» Data shown:
=== Section Start ===

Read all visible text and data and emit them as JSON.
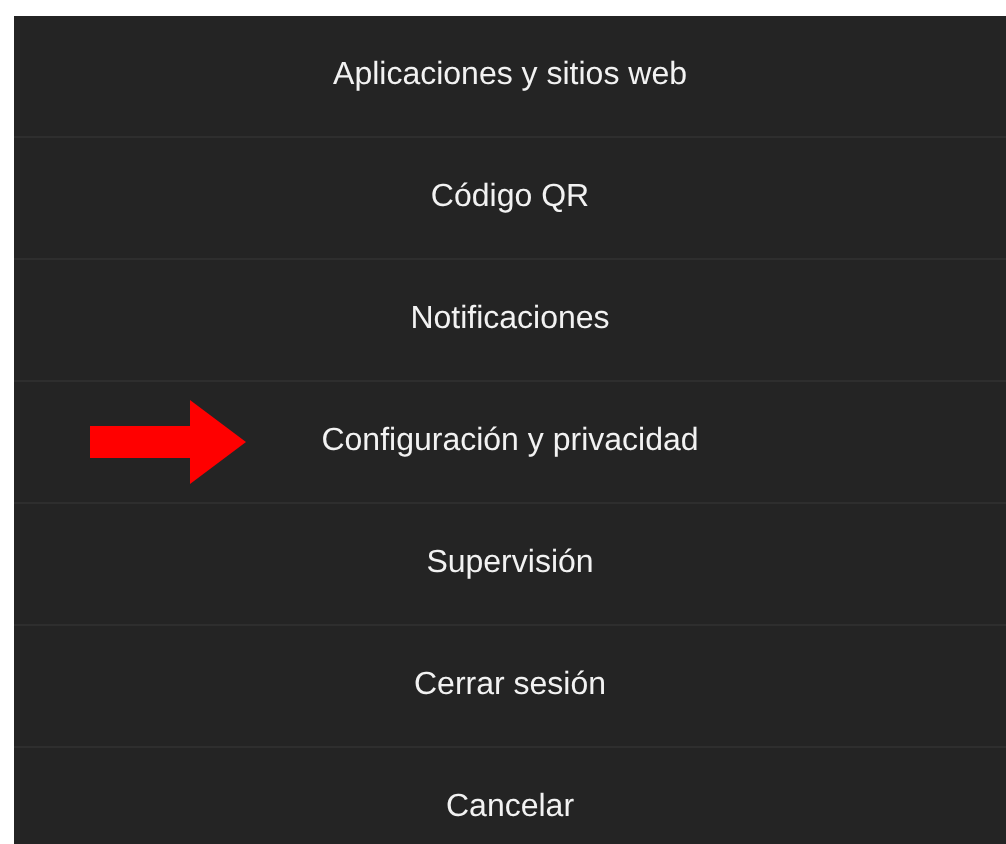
{
  "menu": {
    "items": [
      {
        "label": "Aplicaciones y sitios web",
        "marked": false
      },
      {
        "label": "Código QR",
        "marked": false
      },
      {
        "label": "Notificaciones",
        "marked": false
      },
      {
        "label": "Configuración y privacidad",
        "marked": true
      },
      {
        "label": "Supervisión",
        "marked": false
      },
      {
        "label": "Cerrar sesión",
        "marked": false
      },
      {
        "label": "Cancelar",
        "marked": false
      }
    ]
  }
}
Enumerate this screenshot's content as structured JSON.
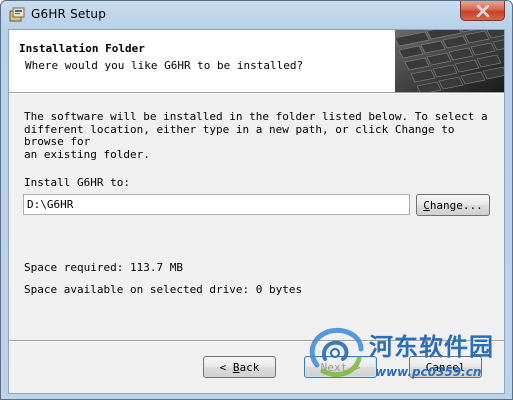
{
  "window": {
    "title": "G6HR Setup",
    "close_glyph": "✕"
  },
  "header": {
    "title": "Installation Folder",
    "subtitle": "Where would you like G6HR to be installed?"
  },
  "body": {
    "description": "The software will be installed in the folder listed below. To select a\ndifferent location, either type in a new path, or click Change to browse for\nan existing folder.",
    "install_label": "Install G6HR to:",
    "path_value": "D:\\G6HR",
    "change_button": {
      "prefix": "",
      "mnemonic": "C",
      "rest": "hange..."
    },
    "space_required": "Space required: 113.7 MB",
    "space_available": "Space available on selected drive: 0 bytes"
  },
  "footer": {
    "back_button": {
      "arrow": "<",
      "mnemonic": "B",
      "rest": "ack"
    },
    "next_button": {
      "mnemonic": "N",
      "rest": "ext >"
    },
    "cancel_button": {
      "label": "Cancel"
    }
  },
  "watermark": {
    "chinese_text": "河东软件园",
    "url": "www.pc0359.cn"
  },
  "colors": {
    "titlebar": "#b7cfe8",
    "close_button": "#c8412a",
    "watermark": "#2a6db8"
  },
  "icons": {
    "app": "setup-package-icon",
    "close": "close-icon",
    "banner": "keyboard-image",
    "watermark_logo": "swirl-logo-icon"
  }
}
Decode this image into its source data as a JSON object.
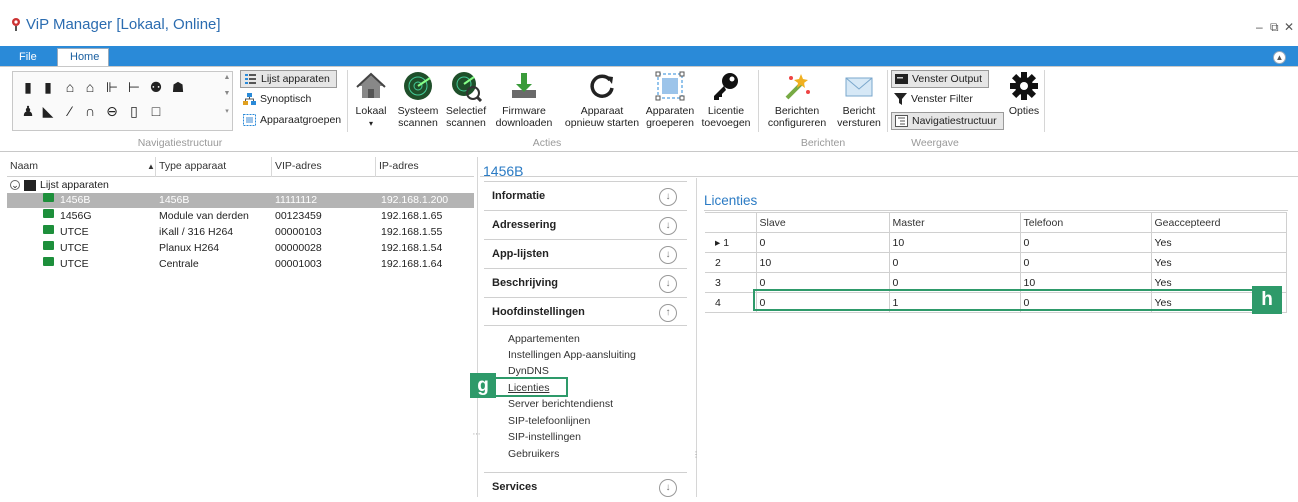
{
  "window": {
    "title": "ViP Manager [Lokaal, Online]",
    "controls": [
      "–",
      "⧉",
      "✕"
    ]
  },
  "tabs": {
    "file": "File",
    "home": "Home"
  },
  "ribbon": {
    "lijst_apparaten": "Lijst apparaten",
    "synoptisch": "Synoptisch",
    "apparaatgroepen": "Apparaatgroepen",
    "buttons": [
      {
        "line1": "Lokaal",
        "line2": "▾"
      },
      {
        "line1": "Systeem",
        "line2": "scannen"
      },
      {
        "line1": "Selectief",
        "line2": "scannen"
      },
      {
        "line1": "Firmware",
        "line2": "downloaden"
      },
      {
        "line1": "Apparaat",
        "line2": "opnieuw starten"
      },
      {
        "line1": "Apparaten",
        "line2": "groeperen"
      },
      {
        "line1": "Licentie",
        "line2": "toevoegen"
      },
      {
        "line1": "Berichten",
        "line2": "configureren"
      },
      {
        "line1": "Bericht",
        "line2": "versturen"
      }
    ],
    "venster_output": "Venster Output",
    "venster_filter": "Venster Filter",
    "navigatiestructuur": "Navigatiestructuur",
    "opties": "Opties",
    "groups": {
      "nav": "Navigatiestructuur",
      "acties": "Acties",
      "berichten": "Berichten",
      "weergave": "Weergave"
    }
  },
  "grid": {
    "columns": [
      "Naam",
      "Type apparaat",
      "VIP-adres",
      "IP-adres"
    ],
    "root": "Lijst apparaten",
    "rows": [
      {
        "name": "1456B",
        "type": "1456B",
        "vip": "11111112",
        "ip": "192.168.1.200"
      },
      {
        "name": "1456G",
        "type": "Module van derden",
        "vip": "00123459",
        "ip": "192.168.1.65"
      },
      {
        "name": "UTCE",
        "type": "iKall / 316 H264",
        "vip": "00000103",
        "ip": "192.168.1.55"
      },
      {
        "name": "UTCE",
        "type": "Planux H264",
        "vip": "00000028",
        "ip": "192.168.1.54"
      },
      {
        "name": "UTCE",
        "type": "Centrale",
        "vip": "00001003",
        "ip": "192.168.1.64"
      }
    ]
  },
  "detail": {
    "title": "1456B",
    "sections": [
      "Informatie",
      "Adressering",
      "App-lijsten",
      "Beschrijving",
      "Hoofdinstellingen",
      "Services"
    ],
    "subitems": [
      "Appartementen",
      "Instellingen App-aansluiting",
      "DynDNS",
      "Licenties",
      "Server berichtendienst",
      "SIP-telefoonlijnen",
      "SIP-instellingen",
      "Gebruikers"
    ]
  },
  "licenties": {
    "title": "Licenties",
    "columns": [
      "Slave",
      "Master",
      "Telefoon",
      "Geaccepteerd"
    ],
    "rows": [
      {
        "n": "▸ 1",
        "slave": "0",
        "master": "10",
        "tel": "0",
        "acc": "Yes"
      },
      {
        "n": "2",
        "slave": "10",
        "master": "0",
        "tel": "0",
        "acc": "Yes"
      },
      {
        "n": "3",
        "slave": "0",
        "master": "0",
        "tel": "10",
        "acc": "Yes"
      },
      {
        "n": "4",
        "slave": "0",
        "master": "1",
        "tel": "0",
        "acc": "Yes"
      }
    ]
  },
  "callouts": {
    "g": "g",
    "h": "h"
  },
  "colors": {
    "accent": "#2a8ad8",
    "callout": "#2e9a6a",
    "title": "#2b7bc4"
  }
}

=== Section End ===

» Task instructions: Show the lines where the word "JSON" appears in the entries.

» Solution to this task:
Read all visible text and data and emit them as JSON.
Enumerate this screenshot's content as structured JSON.
Decode this image into its source data as a JSON object.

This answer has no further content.